BEGIN LISTED ENTRIES

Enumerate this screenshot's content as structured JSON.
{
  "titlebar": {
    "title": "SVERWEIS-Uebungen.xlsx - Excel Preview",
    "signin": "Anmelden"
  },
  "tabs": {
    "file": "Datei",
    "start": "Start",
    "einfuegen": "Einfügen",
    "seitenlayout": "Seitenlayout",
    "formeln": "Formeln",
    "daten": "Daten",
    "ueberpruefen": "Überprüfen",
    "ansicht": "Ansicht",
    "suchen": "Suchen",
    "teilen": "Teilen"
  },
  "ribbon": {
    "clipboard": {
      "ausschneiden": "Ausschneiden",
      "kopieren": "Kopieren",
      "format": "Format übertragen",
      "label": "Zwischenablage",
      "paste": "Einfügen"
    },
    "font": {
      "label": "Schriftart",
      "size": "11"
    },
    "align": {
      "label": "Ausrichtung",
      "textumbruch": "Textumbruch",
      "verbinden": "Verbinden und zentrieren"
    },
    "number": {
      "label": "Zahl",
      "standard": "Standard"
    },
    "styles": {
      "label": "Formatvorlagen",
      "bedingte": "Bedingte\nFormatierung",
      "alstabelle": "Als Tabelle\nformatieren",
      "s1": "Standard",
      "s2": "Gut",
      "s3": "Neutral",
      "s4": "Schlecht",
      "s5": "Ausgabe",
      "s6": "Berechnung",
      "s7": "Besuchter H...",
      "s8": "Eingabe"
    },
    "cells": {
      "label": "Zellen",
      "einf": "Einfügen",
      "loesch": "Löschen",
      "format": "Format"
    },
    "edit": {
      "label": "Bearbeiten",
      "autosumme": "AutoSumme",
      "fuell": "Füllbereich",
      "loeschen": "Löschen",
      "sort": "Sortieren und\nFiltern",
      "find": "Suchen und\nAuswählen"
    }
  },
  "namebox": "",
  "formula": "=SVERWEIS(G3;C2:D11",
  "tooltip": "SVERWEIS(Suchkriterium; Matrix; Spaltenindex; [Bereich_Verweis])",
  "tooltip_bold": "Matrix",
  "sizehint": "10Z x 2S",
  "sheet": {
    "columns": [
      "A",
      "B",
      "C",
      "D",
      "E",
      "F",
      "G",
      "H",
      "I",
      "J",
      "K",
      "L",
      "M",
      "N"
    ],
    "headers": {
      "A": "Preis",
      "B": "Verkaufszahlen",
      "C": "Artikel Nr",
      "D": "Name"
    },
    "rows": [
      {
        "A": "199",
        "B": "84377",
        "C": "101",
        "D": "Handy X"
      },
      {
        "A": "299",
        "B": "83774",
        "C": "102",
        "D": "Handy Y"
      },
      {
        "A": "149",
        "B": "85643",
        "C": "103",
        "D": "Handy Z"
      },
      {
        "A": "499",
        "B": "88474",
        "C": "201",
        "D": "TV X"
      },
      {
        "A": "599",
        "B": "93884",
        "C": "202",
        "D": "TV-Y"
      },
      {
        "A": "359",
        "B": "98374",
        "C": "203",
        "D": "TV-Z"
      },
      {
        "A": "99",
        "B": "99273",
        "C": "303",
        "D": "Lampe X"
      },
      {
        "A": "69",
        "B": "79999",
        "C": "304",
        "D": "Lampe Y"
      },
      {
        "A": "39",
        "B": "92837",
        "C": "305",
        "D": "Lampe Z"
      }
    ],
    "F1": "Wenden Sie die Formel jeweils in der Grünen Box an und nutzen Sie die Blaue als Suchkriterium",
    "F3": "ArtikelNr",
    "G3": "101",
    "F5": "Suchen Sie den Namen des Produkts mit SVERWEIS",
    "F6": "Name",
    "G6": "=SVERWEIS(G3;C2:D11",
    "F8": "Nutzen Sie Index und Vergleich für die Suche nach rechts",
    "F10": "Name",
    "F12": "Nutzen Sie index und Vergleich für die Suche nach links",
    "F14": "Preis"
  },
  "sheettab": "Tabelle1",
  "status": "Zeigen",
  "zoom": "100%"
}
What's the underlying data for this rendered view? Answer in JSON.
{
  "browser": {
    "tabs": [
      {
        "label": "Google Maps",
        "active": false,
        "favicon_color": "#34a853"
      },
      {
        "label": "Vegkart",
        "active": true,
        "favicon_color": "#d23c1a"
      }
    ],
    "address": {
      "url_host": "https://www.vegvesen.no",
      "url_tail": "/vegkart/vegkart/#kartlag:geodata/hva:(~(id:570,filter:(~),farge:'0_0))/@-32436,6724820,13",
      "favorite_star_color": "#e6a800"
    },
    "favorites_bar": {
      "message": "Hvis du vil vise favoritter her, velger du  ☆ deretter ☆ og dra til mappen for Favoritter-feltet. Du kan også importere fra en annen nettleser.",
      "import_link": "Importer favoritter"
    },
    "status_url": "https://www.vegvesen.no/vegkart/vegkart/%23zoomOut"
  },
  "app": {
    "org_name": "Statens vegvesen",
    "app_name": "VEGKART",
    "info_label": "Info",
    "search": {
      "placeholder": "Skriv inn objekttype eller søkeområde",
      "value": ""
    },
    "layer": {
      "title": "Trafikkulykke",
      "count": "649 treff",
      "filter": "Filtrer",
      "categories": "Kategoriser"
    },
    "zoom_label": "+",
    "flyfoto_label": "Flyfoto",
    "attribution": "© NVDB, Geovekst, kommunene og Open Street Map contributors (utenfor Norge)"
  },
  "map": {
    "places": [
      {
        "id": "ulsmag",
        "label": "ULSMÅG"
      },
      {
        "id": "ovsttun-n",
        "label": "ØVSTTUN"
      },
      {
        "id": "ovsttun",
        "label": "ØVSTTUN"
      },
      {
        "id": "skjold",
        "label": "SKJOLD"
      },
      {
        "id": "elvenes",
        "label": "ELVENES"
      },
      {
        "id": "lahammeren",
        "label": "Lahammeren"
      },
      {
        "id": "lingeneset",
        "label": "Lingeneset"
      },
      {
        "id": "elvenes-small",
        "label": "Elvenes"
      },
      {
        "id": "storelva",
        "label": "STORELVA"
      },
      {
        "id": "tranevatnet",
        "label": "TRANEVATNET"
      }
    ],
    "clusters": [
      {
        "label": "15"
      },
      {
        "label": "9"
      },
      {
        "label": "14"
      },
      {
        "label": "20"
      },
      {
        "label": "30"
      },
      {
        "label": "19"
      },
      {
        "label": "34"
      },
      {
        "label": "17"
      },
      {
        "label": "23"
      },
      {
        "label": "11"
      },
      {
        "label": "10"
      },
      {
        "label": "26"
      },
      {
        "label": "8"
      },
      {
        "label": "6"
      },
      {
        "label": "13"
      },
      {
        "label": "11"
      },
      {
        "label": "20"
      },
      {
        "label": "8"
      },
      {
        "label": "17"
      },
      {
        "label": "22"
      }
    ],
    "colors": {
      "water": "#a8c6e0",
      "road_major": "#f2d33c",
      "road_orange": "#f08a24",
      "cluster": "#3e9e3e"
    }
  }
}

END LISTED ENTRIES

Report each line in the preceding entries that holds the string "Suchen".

WRITTEN RESPONSE →
    "suchen": "Suchen",
      "find": "Suchen und\nAuswählen"
    "F5": "Suchen Sie den Namen des Produkts mit SVERWEIS",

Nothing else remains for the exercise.